German Navy submarine U 35 is returning home to the Eckernförde naval base after more than three months of operations in the Mediterranean Sea as part of the EU operation Irini.
As part of the operation, the Type 212 diesel-electric submarine helped enforce a United Nations arms embargo on Libya, as well as monitor and gather information on illicit exports of petroleum, crude oil and refined petroleum products. Another aspect of the mission is to disrupt smuggling activities on refugee routes in the Mediterranean.
U 35 is set to return to its Baltic Sea homeport on October 15, under the command of 34-year-old corvette captain (lieutenant commander) Oliver Brux.
“Our main task in the unit was the image reconnaissance of suspicious ships and boats and thus also the collection of information,” said commander Brux.
The area of operations extended from the central and southern Mediterranean, south of the island of Sicily to the territorial waters of Libya and Tunisia. The crew cooperated with Italy, Greece and Portugal during their deployment.
According to the German Navy, the role of the German submarine was to serve as a long-range reconnaissance platform, with sonar systems that can monitor ship movements over a wide radius.
U35 is one of six Type 212 German Navy submarines in service, with two more to come, under the Type 212CD (Common Design) program Germany is undertaking with Norway.

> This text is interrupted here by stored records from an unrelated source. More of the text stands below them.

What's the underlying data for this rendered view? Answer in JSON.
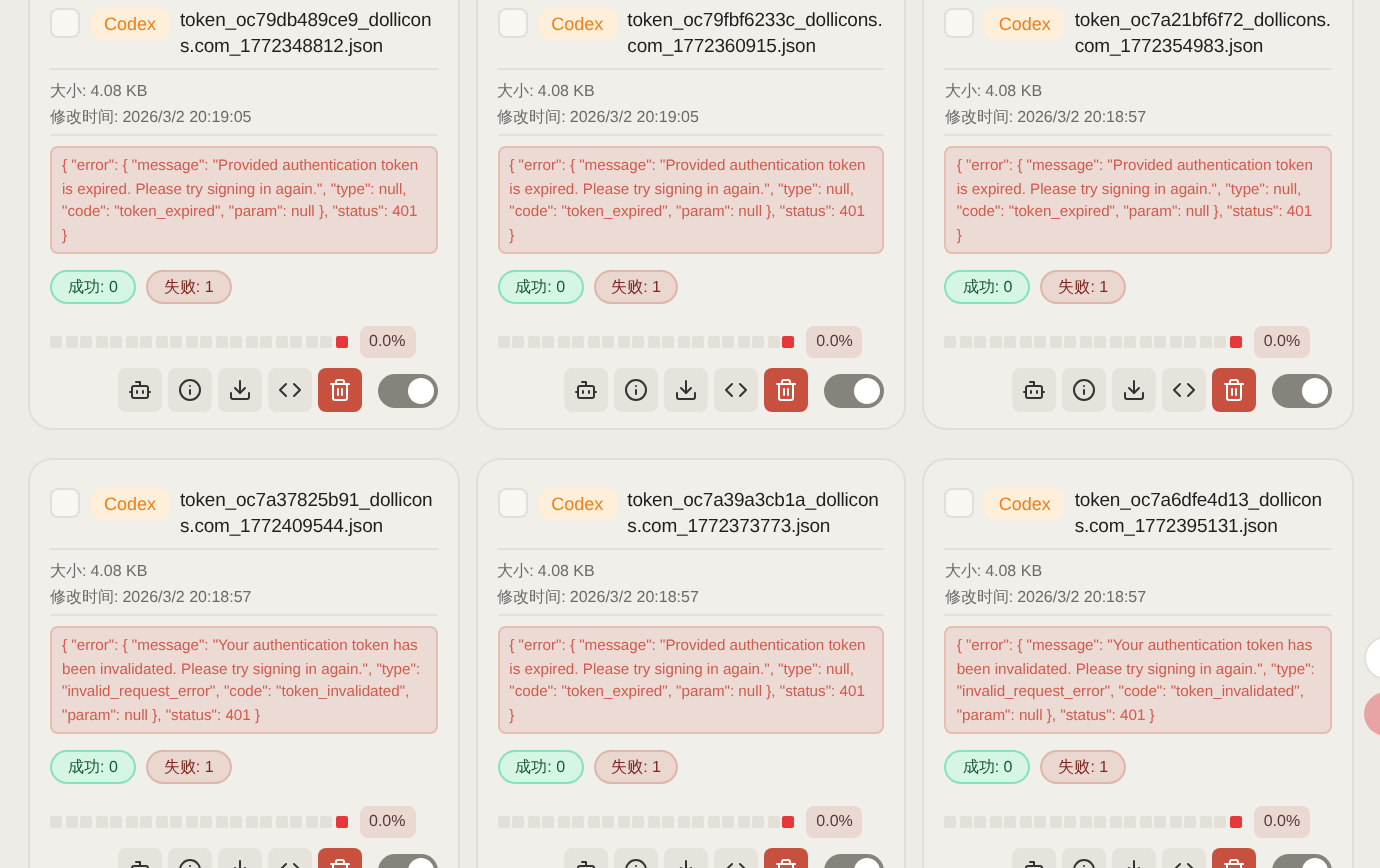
{
  "cards": [
    {
      "checked": false,
      "badge": "Codex",
      "filename": "token_oc79db489ce9_dollicons.com_1772348812.json",
      "size_label": "大小:",
      "size": "4.08 KB",
      "time_label": "修改时间:",
      "time": "2026/3/2 20:19:05",
      "error": "{ \"error\": { \"message\": \"Provided authentication token is expired. Please try signing in again.\", \"type\": null, \"code\": \"token_expired\", \"param\": null }, \"status\": 401 }",
      "success": "成功: 0",
      "fail": "失败: 1",
      "segments": [
        {
          "kind": "empty"
        },
        {
          "kind": "empty"
        },
        {
          "kind": "empty"
        },
        {
          "kind": "empty"
        },
        {
          "kind": "empty"
        },
        {
          "kind": "empty"
        },
        {
          "kind": "empty"
        },
        {
          "kind": "empty"
        },
        {
          "kind": "empty"
        },
        {
          "kind": "empty"
        },
        {
          "kind": "empty"
        },
        {
          "kind": "empty"
        },
        {
          "kind": "empty"
        },
        {
          "kind": "empty"
        },
        {
          "kind": "empty"
        },
        {
          "kind": "empty"
        },
        {
          "kind": "empty"
        },
        {
          "kind": "empty"
        },
        {
          "kind": "empty"
        },
        {
          "kind": "fail"
        }
      ],
      "percent": "0.0%",
      "enabled": true
    },
    {
      "checked": false,
      "badge": "Codex",
      "filename": "token_oc79fbf6233c_dollicons.com_1772360915.json",
      "size_label": "大小:",
      "size": "4.08 KB",
      "time_label": "修改时间:",
      "time": "2026/3/2 20:19:05",
      "error": "{ \"error\": { \"message\": \"Provided authentication token is expired. Please try signing in again.\", \"type\": null, \"code\": \"token_expired\", \"param\": null }, \"status\": 401 }",
      "success": "成功: 0",
      "fail": "失败: 1",
      "segments": [
        {
          "kind": "empty"
        },
        {
          "kind": "empty"
        },
        {
          "kind": "empty"
        },
        {
          "kind": "empty"
        },
        {
          "kind": "empty"
        },
        {
          "kind": "empty"
        },
        {
          "kind": "empty"
        },
        {
          "kind": "empty"
        },
        {
          "kind": "empty"
        },
        {
          "kind": "empty"
        },
        {
          "kind": "empty"
        },
        {
          "kind": "empty"
        },
        {
          "kind": "empty"
        },
        {
          "kind": "empty"
        },
        {
          "kind": "empty"
        },
        {
          "kind": "empty"
        },
        {
          "kind": "empty"
        },
        {
          "kind": "empty"
        },
        {
          "kind": "empty"
        },
        {
          "kind": "fail"
        }
      ],
      "percent": "0.0%",
      "enabled": true
    },
    {
      "checked": false,
      "badge": "Codex",
      "filename": "token_oc7a21bf6f72_dollicons.com_1772354983.json",
      "size_label": "大小:",
      "size": "4.08 KB",
      "time_label": "修改时间:",
      "time": "2026/3/2 20:18:57",
      "error": "{ \"error\": { \"message\": \"Provided authentication token is expired. Please try signing in again.\", \"type\": null, \"code\": \"token_expired\", \"param\": null }, \"status\": 401 }",
      "success": "成功: 0",
      "fail": "失败: 1",
      "segments": [
        {
          "kind": "empty"
        },
        {
          "kind": "empty"
        },
        {
          "kind": "empty"
        },
        {
          "kind": "empty"
        },
        {
          "kind": "empty"
        },
        {
          "kind": "empty"
        },
        {
          "kind": "empty"
        },
        {
          "kind": "empty"
        },
        {
          "kind": "empty"
        },
        {
          "kind": "empty"
        },
        {
          "kind": "empty"
        },
        {
          "kind": "empty"
        },
        {
          "kind": "empty"
        },
        {
          "kind": "empty"
        },
        {
          "kind": "empty"
        },
        {
          "kind": "empty"
        },
        {
          "kind": "empty"
        },
        {
          "kind": "empty"
        },
        {
          "kind": "empty"
        },
        {
          "kind": "fail"
        }
      ],
      "percent": "0.0%",
      "enabled": true
    },
    {
      "checked": false,
      "badge": "Codex",
      "filename": "token_oc7a37825b91_dollicons.com_1772409544.json",
      "size_label": "大小:",
      "size": "4.08 KB",
      "time_label": "修改时间:",
      "time": "2026/3/2 20:18:57",
      "error": "{ \"error\": { \"message\": \"Your authentication token has been invalidated. Please try signing in again.\", \"type\": \"invalid_request_error\", \"code\": \"token_invalidated\", \"param\": null }, \"status\": 401 }",
      "success": "成功: 0",
      "fail": "失败: 1",
      "segments": [
        {
          "kind": "empty"
        },
        {
          "kind": "empty"
        },
        {
          "kind": "empty"
        },
        {
          "kind": "empty"
        },
        {
          "kind": "empty"
        },
        {
          "kind": "empty"
        },
        {
          "kind": "empty"
        },
        {
          "kind": "empty"
        },
        {
          "kind": "empty"
        },
        {
          "kind": "empty"
        },
        {
          "kind": "empty"
        },
        {
          "kind": "empty"
        },
        {
          "kind": "empty"
        },
        {
          "kind": "empty"
        },
        {
          "kind": "empty"
        },
        {
          "kind": "empty"
        },
        {
          "kind": "empty"
        },
        {
          "kind": "empty"
        },
        {
          "kind": "empty"
        },
        {
          "kind": "fail"
        }
      ],
      "percent": "0.0%",
      "enabled": true
    },
    {
      "checked": false,
      "badge": "Codex",
      "filename": "token_oc7a39a3cb1a_dollicons.com_1772373773.json",
      "size_label": "大小:",
      "size": "4.08 KB",
      "time_label": "修改时间:",
      "time": "2026/3/2 20:18:57",
      "error": "{ \"error\": { \"message\": \"Provided authentication token is expired. Please try signing in again.\", \"type\": null, \"code\": \"token_expired\", \"param\": null }, \"status\": 401 }",
      "success": "成功: 0",
      "fail": "失败: 1",
      "segments": [
        {
          "kind": "empty"
        },
        {
          "kind": "empty"
        },
        {
          "kind": "empty"
        },
        {
          "kind": "empty"
        },
        {
          "kind": "empty"
        },
        {
          "kind": "empty"
        },
        {
          "kind": "empty"
        },
        {
          "kind": "empty"
        },
        {
          "kind": "empty"
        },
        {
          "kind": "empty"
        },
        {
          "kind": "empty"
        },
        {
          "kind": "empty"
        },
        {
          "kind": "empty"
        },
        {
          "kind": "empty"
        },
        {
          "kind": "empty"
        },
        {
          "kind": "empty"
        },
        {
          "kind": "empty"
        },
        {
          "kind": "empty"
        },
        {
          "kind": "empty"
        },
        {
          "kind": "fail"
        }
      ],
      "percent": "0.0%",
      "enabled": true
    },
    {
      "checked": false,
      "badge": "Codex",
      "filename": "token_oc7a6dfe4d13_dollicons.com_1772395131.json",
      "size_label": "大小:",
      "size": "4.08 KB",
      "time_label": "修改时间:",
      "time": "2026/3/2 20:18:57",
      "error": "{ \"error\": { \"message\": \"Your authentication token has been invalidated. Please try signing in again.\", \"type\": \"invalid_request_error\", \"code\": \"token_invalidated\", \"param\": null }, \"status\": 401 }",
      "success": "成功: 0",
      "fail": "失败: 1",
      "segments": [
        {
          "kind": "empty"
        },
        {
          "kind": "empty"
        },
        {
          "kind": "empty"
        },
        {
          "kind": "empty"
        },
        {
          "kind": "empty"
        },
        {
          "kind": "empty"
        },
        {
          "kind": "empty"
        },
        {
          "kind": "empty"
        },
        {
          "kind": "empty"
        },
        {
          "kind": "empty"
        },
        {
          "kind": "empty"
        },
        {
          "kind": "empty"
        },
        {
          "kind": "empty"
        },
        {
          "kind": "empty"
        },
        {
          "kind": "empty"
        },
        {
          "kind": "empty"
        },
        {
          "kind": "empty"
        },
        {
          "kind": "empty"
        },
        {
          "kind": "empty"
        },
        {
          "kind": "fail"
        }
      ],
      "percent": "0.0%",
      "enabled": true
    }
  ]
}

German shipbuilder thyssenkrupp Marine Systems received a contract worth 5.5 billion Euro (approx. $6.5B) for the construction of six identical Type 212CD submarines for the navies of Norway and Germany in July this year.